Judy Cook, If You Sing Songs (Creative Engineering, 1998)
Judy Cook, Far from the Lowlands (Creative Engineering, 2000)

Judy Cook is from the United States, born and raised in Virginia. She has been singing professionally since the early 1990s and these are her two CDs up to date. Cook is a traditional singer, performing all the songs, 36 in all, a capella with just a chorus backing on a handful of them. She delivers the songs in a very straight forward way, with very few theatrical tricks. You get the feeling that to her the songs are what matters, not the way they are performed. But that is not to be interpreted as criticism. Cook has chosen her way to deal with these songs, and she does a good job with them.

If You Sing Songs is her first release. The 17 songs presented are mostly traditional, many of them from American soil, but surprisingly just one, "Jessel Town," from Virginia. Many of the songs tell stories, but she also includes a couple with religious themes. "When the Roll is Called Up Yonder" sounds like a Salvation Army-tune, with a thundering chorus. "What Are They Doing in Heaven Today" is a more reflective song, about people who have died. The harmonies add to the sadness of the chorus. "A Mother´s Last Words to Her Daughter" is just Cook on her own, singing the words of a dying mother telling her young daughter to trust in God.

She also includes a few well-known songs. "Allison Gross" is mostly remembered in its Steeleye Span-shape, and Cook confesses to having taken it from the Spansters. She sings it in more traditional way than Steeleye, omitting the chorus they created for the song. "Barbara Ellen" is another classic. Cook treats it like a lament, singing it in a slow, sorrowful way.

Far From the Lowlands benefits from being her second album. Cook sounds more certain of herself, and she has developed a bit since If You Sing Songs. She also tries a few more rhythmic songs, like the hunting song "Bowena," that swings as well as an a capella performance can. This time she also treats us to some classics. "A Sailor´s Life" is the song that supposedly started folk rock when Fairport Convention recorded it for Unhalfbricking. Cook´s version uses a similar lyric, but the tune is completely different from the Fairport version. Cook stresses the sad story of the song in her performance. "Lord Randal" is another much recorded song, but Cook does it full justice.

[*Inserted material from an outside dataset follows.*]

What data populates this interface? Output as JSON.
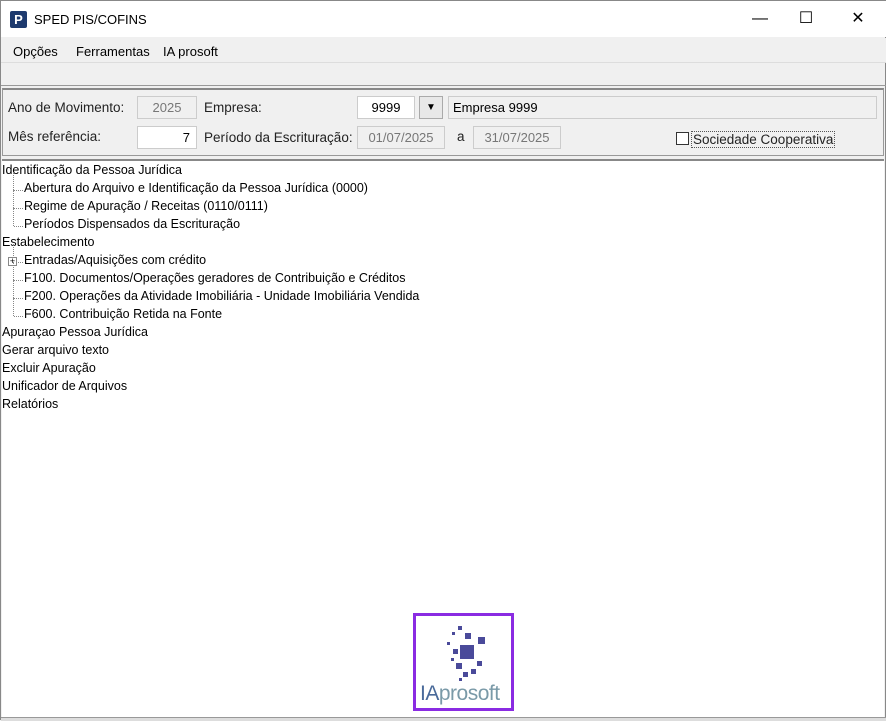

My favourites on the record are "Daughters of the Revolution" by Berni Armstrong and the traditional "Titanic." The first is a lovely story of how a group of women defeat a platoon of English soldiers during the American War of Independence. The second is bluesy version of how the unsinkable ship went down. The chorus singers give it a touch of gospel.

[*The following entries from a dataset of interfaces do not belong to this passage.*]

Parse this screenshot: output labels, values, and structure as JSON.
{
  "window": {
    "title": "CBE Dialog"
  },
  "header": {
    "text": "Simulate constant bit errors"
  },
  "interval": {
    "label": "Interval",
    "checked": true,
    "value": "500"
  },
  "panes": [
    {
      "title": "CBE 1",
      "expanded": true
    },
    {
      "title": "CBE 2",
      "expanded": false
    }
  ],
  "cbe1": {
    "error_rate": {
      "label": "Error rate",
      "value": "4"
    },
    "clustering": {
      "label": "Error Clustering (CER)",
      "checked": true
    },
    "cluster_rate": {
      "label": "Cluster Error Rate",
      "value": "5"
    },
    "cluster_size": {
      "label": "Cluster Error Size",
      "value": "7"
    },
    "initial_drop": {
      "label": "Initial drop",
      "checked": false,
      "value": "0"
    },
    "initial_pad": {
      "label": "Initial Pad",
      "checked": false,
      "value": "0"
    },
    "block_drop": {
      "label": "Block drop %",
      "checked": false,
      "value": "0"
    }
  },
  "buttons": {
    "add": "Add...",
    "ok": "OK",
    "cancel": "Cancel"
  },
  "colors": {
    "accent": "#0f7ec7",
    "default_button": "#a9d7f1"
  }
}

Judy Cook has chosen a difficult path as a performer. A capella-singing is difficult and makes great demands on the listener. This is nothing to play while washing the dishes or ironing the clothes. But she does what she does well, and with the steps forward she has taken between the two CDs I am sure there are even greater things in store. And I must compliment her for including the full lyrics to each song and notes about their origin.

Lars Nilsson]

Visit Judy Cook's website